→ EXERCISE MATERIAL
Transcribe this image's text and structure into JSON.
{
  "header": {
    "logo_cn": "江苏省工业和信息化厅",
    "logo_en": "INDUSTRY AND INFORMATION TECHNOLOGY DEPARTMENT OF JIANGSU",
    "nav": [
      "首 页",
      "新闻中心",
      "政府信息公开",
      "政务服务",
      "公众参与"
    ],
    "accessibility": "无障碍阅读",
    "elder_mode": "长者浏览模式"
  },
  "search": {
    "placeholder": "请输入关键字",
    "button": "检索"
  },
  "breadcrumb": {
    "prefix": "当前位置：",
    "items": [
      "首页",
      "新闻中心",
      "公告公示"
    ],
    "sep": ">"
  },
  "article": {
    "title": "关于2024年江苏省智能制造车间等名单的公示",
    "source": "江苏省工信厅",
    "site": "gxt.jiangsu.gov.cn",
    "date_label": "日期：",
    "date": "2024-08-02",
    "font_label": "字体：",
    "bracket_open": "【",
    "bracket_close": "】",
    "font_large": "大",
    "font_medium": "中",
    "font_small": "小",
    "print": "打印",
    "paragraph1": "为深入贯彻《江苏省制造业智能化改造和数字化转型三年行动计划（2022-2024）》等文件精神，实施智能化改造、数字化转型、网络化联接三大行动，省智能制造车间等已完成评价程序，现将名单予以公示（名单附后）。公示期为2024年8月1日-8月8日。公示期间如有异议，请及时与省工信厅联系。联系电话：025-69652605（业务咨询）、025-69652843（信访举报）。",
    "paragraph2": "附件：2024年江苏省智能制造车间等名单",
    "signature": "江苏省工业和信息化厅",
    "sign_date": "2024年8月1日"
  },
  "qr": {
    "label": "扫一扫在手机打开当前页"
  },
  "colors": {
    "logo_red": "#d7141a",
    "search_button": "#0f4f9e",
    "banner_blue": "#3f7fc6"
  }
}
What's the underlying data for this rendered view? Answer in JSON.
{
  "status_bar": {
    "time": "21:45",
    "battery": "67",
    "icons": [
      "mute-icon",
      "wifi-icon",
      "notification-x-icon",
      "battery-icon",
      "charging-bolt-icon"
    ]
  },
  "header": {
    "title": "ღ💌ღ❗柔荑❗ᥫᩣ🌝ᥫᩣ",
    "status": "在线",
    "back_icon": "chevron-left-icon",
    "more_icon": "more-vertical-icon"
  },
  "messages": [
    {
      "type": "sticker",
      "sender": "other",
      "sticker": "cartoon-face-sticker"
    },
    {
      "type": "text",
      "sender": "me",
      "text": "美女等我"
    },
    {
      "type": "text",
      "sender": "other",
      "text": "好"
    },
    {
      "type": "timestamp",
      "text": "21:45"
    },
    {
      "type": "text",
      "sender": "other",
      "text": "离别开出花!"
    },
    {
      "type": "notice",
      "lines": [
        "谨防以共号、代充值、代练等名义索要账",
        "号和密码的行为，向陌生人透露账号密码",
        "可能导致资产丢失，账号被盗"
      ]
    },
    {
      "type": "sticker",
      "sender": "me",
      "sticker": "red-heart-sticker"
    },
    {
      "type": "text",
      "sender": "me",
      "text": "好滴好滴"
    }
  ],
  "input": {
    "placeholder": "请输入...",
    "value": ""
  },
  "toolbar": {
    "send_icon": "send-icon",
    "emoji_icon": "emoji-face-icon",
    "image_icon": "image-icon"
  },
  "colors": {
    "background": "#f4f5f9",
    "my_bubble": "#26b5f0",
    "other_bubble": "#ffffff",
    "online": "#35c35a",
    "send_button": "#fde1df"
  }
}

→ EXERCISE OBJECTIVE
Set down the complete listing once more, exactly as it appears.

→ SOLUTION TO THIS TASK
Transcribe this image's text and structure into JSON.
{
  "header": {
    "logo_cn": "江苏省工业和信息化厅",
    "logo_en": "INDUSTRY AND INFORMATION TECHNOLOGY DEPARTMENT OF JIANGSU",
    "nav": [
      "首 页",
      "新闻中心",
      "政府信息公开",
      "政务服务",
      "公众参与"
    ],
    "accessibility": "无障碍阅读",
    "elder_mode": "长者浏览模式"
  },
  "search": {
    "placeholder": "请输入关键字",
    "button": "检索"
  },
  "breadcrumb": {
    "prefix": "当前位置：",
    "items": [
      "首页",
      "新闻中心",
      "公告公示"
    ],
    "sep": ">"
  },
  "article": {
    "title": "关于2024年江苏省智能制造车间等名单的公示",
    "source": "江苏省工信厅",
    "site": "gxt.jiangsu.gov.cn",
    "date_label": "日期：",
    "date": "2024-08-02",
    "font_label": "字体：",
    "bracket_open": "【",
    "bracket_close": "】",
    "font_large": "大",
    "font_medium": "中",
    "font_small": "小",
    "print": "打印",
    "paragraph1": "为深入贯彻《江苏省制造业智能化改造和数字化转型三年行动计划（2022-2024）》等文件精神，实施智能化改造、数字化转型、网络化联接三大行动，省智能制造车间等已完成评价程序，现将名单予以公示（名单附后）。公示期为2024年8月1日-8月8日。公示期间如有异议，请及时与省工信厅联系。联系电话：025-69652605（业务咨询）、025-69652843（信访举报）。",
    "paragraph2": "附件：2024年江苏省智能制造车间等名单",
    "signature": "江苏省工业和信息化厅",
    "sign_date": "2024年8月1日"
  },
  "qr": {
    "label": "扫一扫在手机打开当前页"
  },
  "colors": {
    "logo_red": "#d7141a",
    "search_button": "#0f4f9e",
    "banner_blue": "#3f7fc6"
  }
}
What's the underlying data for this rendered view? Answer in JSON.
{
  "status_bar": {
    "time": "21:45",
    "battery": "67",
    "icons": [
      "mute-icon",
      "wifi-icon",
      "notification-x-icon",
      "battery-icon",
      "charging-bolt-icon"
    ]
  },
  "header": {
    "title": "ღ💌ღ❗柔荑❗ᥫᩣ🌝ᥫᩣ",
    "status": "在线",
    "back_icon": "chevron-left-icon",
    "more_icon": "more-vertical-icon"
  },
  "messages": [
    {
      "type": "sticker",
      "sender": "other",
      "sticker": "cartoon-face-sticker"
    },
    {
      "type": "text",
      "sender": "me",
      "text": "美女等我"
    },
    {
      "type": "text",
      "sender": "other",
      "text": "好"
    },
    {
      "type": "timestamp",
      "text": "21:45"
    },
    {
      "type": "text",
      "sender": "other",
      "text": "离别开出花!"
    },
    {
      "type": "notice",
      "lines": [
        "谨防以共号、代充值、代练等名义索要账",
        "号和密码的行为，向陌生人透露账号密码",
        "可能导致资产丢失，账号被盗"
      ]
    },
    {
      "type": "sticker",
      "sender": "me",
      "sticker": "red-heart-sticker"
    },
    {
      "type": "text",
      "sender": "me",
      "text": "好滴好滴"
    }
  ],
  "input": {
    "placeholder": "请输入...",
    "value": ""
  },
  "toolbar": {
    "send_icon": "send-icon",
    "emoji_icon": "emoji-face-icon",
    "image_icon": "image-icon"
  },
  "colors": {
    "background": "#f4f5f9",
    "my_bubble": "#26b5f0",
    "other_bubble": "#ffffff",
    "online": "#35c35a",
    "send_button": "#fde1df"
  }
}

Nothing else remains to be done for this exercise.